- Data provided:
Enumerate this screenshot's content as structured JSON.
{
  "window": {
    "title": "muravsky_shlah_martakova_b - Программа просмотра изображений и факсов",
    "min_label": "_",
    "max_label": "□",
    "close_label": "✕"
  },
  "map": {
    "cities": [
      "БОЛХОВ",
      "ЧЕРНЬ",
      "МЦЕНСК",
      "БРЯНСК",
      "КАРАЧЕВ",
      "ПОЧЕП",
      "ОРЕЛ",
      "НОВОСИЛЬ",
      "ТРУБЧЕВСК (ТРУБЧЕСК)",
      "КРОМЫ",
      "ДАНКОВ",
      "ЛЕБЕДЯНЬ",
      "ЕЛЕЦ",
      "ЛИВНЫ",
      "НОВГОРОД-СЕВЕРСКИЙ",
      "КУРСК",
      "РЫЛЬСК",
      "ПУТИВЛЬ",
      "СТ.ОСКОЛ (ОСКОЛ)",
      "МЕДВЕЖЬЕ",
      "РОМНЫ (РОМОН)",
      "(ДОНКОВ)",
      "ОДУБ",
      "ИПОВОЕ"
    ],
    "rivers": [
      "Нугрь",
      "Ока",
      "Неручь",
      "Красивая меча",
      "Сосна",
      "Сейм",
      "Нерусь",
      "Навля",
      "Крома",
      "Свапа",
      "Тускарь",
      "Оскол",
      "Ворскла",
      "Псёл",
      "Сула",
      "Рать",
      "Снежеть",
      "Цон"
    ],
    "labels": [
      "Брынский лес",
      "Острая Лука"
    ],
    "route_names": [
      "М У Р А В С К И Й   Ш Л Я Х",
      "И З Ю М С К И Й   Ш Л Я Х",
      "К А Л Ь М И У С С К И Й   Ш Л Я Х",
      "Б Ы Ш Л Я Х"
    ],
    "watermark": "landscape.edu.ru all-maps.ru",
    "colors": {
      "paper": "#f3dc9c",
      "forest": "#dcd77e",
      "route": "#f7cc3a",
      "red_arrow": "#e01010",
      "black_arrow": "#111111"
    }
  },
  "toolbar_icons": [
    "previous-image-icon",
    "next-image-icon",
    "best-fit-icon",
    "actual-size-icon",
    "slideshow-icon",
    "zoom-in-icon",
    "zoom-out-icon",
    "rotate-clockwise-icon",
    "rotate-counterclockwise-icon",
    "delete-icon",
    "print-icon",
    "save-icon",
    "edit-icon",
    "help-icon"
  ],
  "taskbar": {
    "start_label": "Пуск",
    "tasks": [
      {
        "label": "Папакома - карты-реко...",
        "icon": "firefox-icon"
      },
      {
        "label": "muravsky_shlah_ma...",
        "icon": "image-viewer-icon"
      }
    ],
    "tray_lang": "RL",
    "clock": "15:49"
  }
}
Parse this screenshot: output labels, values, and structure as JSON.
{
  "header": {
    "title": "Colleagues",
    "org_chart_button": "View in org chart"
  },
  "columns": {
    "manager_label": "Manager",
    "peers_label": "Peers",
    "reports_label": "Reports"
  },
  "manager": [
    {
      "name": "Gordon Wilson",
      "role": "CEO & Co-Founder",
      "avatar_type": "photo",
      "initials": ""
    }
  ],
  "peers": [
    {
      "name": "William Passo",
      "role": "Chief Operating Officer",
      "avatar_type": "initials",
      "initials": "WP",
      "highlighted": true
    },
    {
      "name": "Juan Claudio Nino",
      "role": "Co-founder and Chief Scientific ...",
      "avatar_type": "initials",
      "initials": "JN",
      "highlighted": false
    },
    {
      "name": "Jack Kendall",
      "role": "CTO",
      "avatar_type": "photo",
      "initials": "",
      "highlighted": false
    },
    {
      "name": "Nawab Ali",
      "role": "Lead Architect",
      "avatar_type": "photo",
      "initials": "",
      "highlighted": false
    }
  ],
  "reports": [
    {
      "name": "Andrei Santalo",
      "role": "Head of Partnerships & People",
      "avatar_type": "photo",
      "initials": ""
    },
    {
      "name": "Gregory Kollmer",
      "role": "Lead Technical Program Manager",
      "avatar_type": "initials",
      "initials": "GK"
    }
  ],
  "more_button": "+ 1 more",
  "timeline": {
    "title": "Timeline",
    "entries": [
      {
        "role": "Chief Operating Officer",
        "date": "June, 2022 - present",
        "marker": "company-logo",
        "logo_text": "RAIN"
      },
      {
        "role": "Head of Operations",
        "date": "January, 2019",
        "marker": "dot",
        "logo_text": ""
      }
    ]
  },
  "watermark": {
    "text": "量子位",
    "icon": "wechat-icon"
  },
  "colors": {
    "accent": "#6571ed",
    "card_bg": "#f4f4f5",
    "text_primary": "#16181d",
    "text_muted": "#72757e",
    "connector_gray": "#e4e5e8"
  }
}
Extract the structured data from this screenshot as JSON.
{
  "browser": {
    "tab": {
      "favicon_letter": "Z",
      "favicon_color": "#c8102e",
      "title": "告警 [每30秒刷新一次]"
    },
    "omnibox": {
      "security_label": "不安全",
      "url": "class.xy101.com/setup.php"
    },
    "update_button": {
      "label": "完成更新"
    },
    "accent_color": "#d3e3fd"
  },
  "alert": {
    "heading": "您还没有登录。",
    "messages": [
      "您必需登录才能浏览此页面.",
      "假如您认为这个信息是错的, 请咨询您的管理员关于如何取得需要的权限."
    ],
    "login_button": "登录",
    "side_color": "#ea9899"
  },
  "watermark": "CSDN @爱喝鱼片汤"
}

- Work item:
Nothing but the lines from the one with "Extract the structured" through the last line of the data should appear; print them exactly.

- Task solution:
Extract the structured data from this screenshot as JSON.
{
  "browser": {
    "tab": {
      "favicon_letter": "Z",
      "favicon_color": "#c8102e",
      "title": "告警 [每30秒刷新一次]"
    },
    "omnibox": {
      "security_label": "不安全",
      "url": "class.xy101.com/setup.php"
    },
    "update_button": {
      "label": "完成更新"
    },
    "accent_color": "#d3e3fd"
  },
  "alert": {
    "heading": "您还没有登录。",
    "messages": [
      "您必需登录才能浏览此页面.",
      "假如您认为这个信息是错的, 请咨询您的管理员关于如何取得需要的权限."
    ],
    "login_button": "登录",
    "side_color": "#ea9899"
  },
  "watermark": "CSDN @爱喝鱼片汤"
}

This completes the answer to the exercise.